» **TASK REQUIREMENTS**
Before you finish, make sure each line of the records has been retyped exactly.

» **App and web page records**
────────────────────

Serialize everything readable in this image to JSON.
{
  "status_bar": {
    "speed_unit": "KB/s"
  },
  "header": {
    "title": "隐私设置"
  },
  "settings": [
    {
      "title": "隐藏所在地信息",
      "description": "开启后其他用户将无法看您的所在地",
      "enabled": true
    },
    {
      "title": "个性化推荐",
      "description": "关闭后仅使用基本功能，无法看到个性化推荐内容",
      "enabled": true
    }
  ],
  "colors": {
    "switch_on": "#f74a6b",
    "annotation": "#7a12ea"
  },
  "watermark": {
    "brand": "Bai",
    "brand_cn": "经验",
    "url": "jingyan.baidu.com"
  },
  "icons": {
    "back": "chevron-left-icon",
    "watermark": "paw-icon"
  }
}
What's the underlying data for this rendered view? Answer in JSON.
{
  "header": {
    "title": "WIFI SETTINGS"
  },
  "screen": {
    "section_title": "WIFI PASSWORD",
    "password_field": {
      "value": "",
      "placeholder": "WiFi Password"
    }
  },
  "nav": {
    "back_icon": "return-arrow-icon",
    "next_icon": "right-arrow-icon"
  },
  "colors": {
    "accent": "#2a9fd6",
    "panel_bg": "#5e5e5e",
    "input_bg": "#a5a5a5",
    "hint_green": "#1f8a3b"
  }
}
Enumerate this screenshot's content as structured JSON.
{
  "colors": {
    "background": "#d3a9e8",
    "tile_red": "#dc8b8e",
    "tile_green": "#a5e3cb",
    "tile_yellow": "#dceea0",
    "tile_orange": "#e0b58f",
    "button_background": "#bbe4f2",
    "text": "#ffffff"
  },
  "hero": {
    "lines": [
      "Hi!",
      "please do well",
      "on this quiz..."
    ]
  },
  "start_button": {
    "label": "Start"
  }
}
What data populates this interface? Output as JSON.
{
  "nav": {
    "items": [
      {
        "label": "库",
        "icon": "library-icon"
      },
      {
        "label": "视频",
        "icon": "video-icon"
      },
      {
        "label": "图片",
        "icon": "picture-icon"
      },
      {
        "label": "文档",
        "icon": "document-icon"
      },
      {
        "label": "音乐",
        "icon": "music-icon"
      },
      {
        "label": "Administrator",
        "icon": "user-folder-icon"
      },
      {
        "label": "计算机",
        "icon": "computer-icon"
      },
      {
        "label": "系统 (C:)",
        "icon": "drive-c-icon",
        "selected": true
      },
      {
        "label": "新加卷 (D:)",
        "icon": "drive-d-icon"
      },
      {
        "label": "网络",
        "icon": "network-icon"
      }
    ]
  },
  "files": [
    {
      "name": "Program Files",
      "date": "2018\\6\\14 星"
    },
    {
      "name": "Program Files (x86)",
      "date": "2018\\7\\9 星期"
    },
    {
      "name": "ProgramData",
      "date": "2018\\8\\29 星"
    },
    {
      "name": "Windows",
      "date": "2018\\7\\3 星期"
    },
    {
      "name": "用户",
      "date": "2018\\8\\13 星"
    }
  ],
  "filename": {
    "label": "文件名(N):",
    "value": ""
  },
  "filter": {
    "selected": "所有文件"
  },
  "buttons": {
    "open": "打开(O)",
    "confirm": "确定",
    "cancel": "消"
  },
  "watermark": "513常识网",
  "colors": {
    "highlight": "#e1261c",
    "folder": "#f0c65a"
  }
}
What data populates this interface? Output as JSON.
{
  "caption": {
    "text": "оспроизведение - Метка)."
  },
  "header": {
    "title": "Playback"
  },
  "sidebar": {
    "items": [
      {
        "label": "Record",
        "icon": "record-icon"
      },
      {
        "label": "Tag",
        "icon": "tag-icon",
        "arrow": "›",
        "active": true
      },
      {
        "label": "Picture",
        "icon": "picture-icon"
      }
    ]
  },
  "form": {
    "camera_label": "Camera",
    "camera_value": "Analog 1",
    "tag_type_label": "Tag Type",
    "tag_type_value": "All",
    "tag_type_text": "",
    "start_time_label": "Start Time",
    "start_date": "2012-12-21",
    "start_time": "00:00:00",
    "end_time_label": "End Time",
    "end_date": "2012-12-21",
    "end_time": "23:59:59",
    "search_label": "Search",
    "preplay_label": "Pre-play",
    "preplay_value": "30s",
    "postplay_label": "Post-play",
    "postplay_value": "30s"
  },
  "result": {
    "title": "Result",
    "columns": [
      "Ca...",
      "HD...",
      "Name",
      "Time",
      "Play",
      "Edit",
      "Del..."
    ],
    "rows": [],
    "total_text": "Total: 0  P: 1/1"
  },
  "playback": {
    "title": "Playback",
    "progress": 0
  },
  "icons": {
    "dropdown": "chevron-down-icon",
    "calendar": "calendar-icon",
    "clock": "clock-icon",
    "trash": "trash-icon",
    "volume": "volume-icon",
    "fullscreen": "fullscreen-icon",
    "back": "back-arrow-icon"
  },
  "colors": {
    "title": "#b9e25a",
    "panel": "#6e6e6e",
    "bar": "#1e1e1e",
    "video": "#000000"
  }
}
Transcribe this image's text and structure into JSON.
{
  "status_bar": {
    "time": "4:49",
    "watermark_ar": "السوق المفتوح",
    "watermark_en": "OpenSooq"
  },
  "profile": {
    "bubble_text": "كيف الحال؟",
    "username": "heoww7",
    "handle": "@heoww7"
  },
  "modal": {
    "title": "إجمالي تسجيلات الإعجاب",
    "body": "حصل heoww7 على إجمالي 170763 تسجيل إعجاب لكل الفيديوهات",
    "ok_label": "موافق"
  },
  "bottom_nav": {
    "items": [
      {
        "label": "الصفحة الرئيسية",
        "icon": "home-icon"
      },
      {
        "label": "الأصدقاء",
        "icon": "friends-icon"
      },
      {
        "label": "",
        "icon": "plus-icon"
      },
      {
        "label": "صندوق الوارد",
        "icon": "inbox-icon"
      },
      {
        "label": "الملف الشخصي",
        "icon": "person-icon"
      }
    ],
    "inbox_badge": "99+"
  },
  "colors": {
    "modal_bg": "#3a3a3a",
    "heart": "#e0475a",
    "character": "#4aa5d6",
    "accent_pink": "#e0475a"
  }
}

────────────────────

» **TASK OUTPUT**
Serialize everything readable in this image to JSON.
{
  "status_bar": {
    "speed_unit": "KB/s"
  },
  "header": {
    "title": "隐私设置"
  },
  "settings": [
    {
      "title": "隐藏所在地信息",
      "description": "开启后其他用户将无法看您的所在地",
      "enabled": true
    },
    {
      "title": "个性化推荐",
      "description": "关闭后仅使用基本功能，无法看到个性化推荐内容",
      "enabled": true
    }
  ],
  "colors": {
    "switch_on": "#f74a6b",
    "annotation": "#7a12ea"
  },
  "watermark": {
    "brand": "Bai",
    "brand_cn": "经验",
    "url": "jingyan.baidu.com"
  },
  "icons": {
    "back": "chevron-left-icon",
    "watermark": "paw-icon"
  }
}
What's the underlying data for this rendered view? Answer in JSON.
{
  "header": {
    "title": "WIFI SETTINGS"
  },
  "screen": {
    "section_title": "WIFI PASSWORD",
    "password_field": {
      "value": "",
      "placeholder": "WiFi Password"
    }
  },
  "nav": {
    "back_icon": "return-arrow-icon",
    "next_icon": "right-arrow-icon"
  },
  "colors": {
    "accent": "#2a9fd6",
    "panel_bg": "#5e5e5e",
    "input_bg": "#a5a5a5",
    "hint_green": "#1f8a3b"
  }
}
Enumerate this screenshot's content as structured JSON.
{
  "colors": {
    "background": "#d3a9e8",
    "tile_red": "#dc8b8e",
    "tile_green": "#a5e3cb",
    "tile_yellow": "#dceea0",
    "tile_orange": "#e0b58f",
    "button_background": "#bbe4f2",
    "text": "#ffffff"
  },
  "hero": {
    "lines": [
      "Hi!",
      "please do well",
      "on this quiz..."
    ]
  },
  "start_button": {
    "label": "Start"
  }
}
What data populates this interface? Output as JSON.
{
  "nav": {
    "items": [
      {
        "label": "库",
        "icon": "library-icon"
      },
      {
        "label": "视频",
        "icon": "video-icon"
      },
      {
        "label": "图片",
        "icon": "picture-icon"
      },
      {
        "label": "文档",
        "icon": "document-icon"
      },
      {
        "label": "音乐",
        "icon": "music-icon"
      },
      {
        "label": "Administrator",
        "icon": "user-folder-icon"
      },
      {
        "label": "计算机",
        "icon": "computer-icon"
      },
      {
        "label": "系统 (C:)",
        "icon": "drive-c-icon",
        "selected": true
      },
      {
        "label": "新加卷 (D:)",
        "icon": "drive-d-icon"
      },
      {
        "label": "网络",
        "icon": "network-icon"
      }
    ]
  },
  "files": [
    {
      "name": "Program Files",
      "date": "2018\\6\\14 星"
    },
    {
      "name": "Program Files (x86)",
      "date": "2018\\7\\9 星期"
    },
    {
      "name": "ProgramData",
      "date": "2018\\8\\29 星"
    },
    {
      "name": "Windows",
      "date": "2018\\7\\3 星期"
    },
    {
      "name": "用户",
      "date": "2018\\8\\13 星"
    }
  ],
  "filename": {
    "label": "文件名(N):",
    "value": ""
  },
  "filter": {
    "selected": "所有文件"
  },
  "buttons": {
    "open": "打开(O)",
    "confirm": "确定",
    "cancel": "消"
  },
  "watermark": "513常识网",
  "colors": {
    "highlight": "#e1261c",
    "folder": "#f0c65a"
  }
}
What data populates this interface? Output as JSON.
{
  "caption": {
    "text": "оспроизведение - Метка)."
  },
  "header": {
    "title": "Playback"
  },
  "sidebar": {
    "items": [
      {
        "label": "Record",
        "icon": "record-icon"
      },
      {
        "label": "Tag",
        "icon": "tag-icon",
        "arrow": "›",
        "active": true
      },
      {
        "label": "Picture",
        "icon": "picture-icon"
      }
    ]
  },
  "form": {
    "camera_label": "Camera",
    "camera_value": "Analog 1",
    "tag_type_label": "Tag Type",
    "tag_type_value": "All",
    "tag_type_text": "",
    "start_time_label": "Start Time",
    "start_date": "2012-12-21",
    "start_time": "00:00:00",
    "end_time_label": "End Time",
    "end_date": "2012-12-21",
    "end_time": "23:59:59",
    "search_label": "Search",
    "preplay_label": "Pre-play",
    "preplay_value": "30s",
    "postplay_label": "Post-play",
    "postplay_value": "30s"
  },
  "result": {
    "title": "Result",
    "columns": [
      "Ca...",
      "HD...",
      "Name",
      "Time",
      "Play",
      "Edit",
      "Del..."
    ],
    "rows": [],
    "total_text": "Total: 0  P: 1/1"
  },
  "playback": {
    "title": "Playback",
    "progress": 0
  },
  "icons": {
    "dropdown": "chevron-down-icon",
    "calendar": "calendar-icon",
    "clock": "clock-icon",
    "trash": "trash-icon",
    "volume": "volume-icon",
    "fullscreen": "fullscreen-icon",
    "back": "back-arrow-icon"
  },
  "colors": {
    "title": "#b9e25a",
    "panel": "#6e6e6e",
    "bar": "#1e1e1e",
    "video": "#000000"
  }
}
Transcribe this image's text and structure into JSON.
{
  "status_bar": {
    "time": "4:49",
    "watermark_ar": "السوق المفتوح",
    "watermark_en": "OpenSooq"
  },
  "profile": {
    "bubble_text": "كيف الحال؟",
    "username": "heoww7",
    "handle": "@heoww7"
  },
  "modal": {
    "title": "إجمالي تسجيلات الإعجاب",
    "body": "حصل heoww7 على إجمالي 170763 تسجيل إعجاب لكل الفيديوهات",
    "ok_label": "موافق"
  },
  "bottom_nav": {
    "items": [
      {
        "label": "الصفحة الرئيسية",
        "icon": "home-icon"
      },
      {
        "label": "الأصدقاء",
        "icon": "friends-icon"
      },
      {
        "label": "",
        "icon": "plus-icon"
      },
      {
        "label": "صندوق الوارد",
        "icon": "inbox-icon"
      },
      {
        "label": "الملف الشخصي",
        "icon": "person-icon"
      }
    ],
    "inbox_badge": "99+"
  },
  "colors": {
    "modal_bg": "#3a3a3a",
    "heart": "#e0475a",
    "character": "#4aa5d6",
    "accent_pink": "#e0475a"
  }
}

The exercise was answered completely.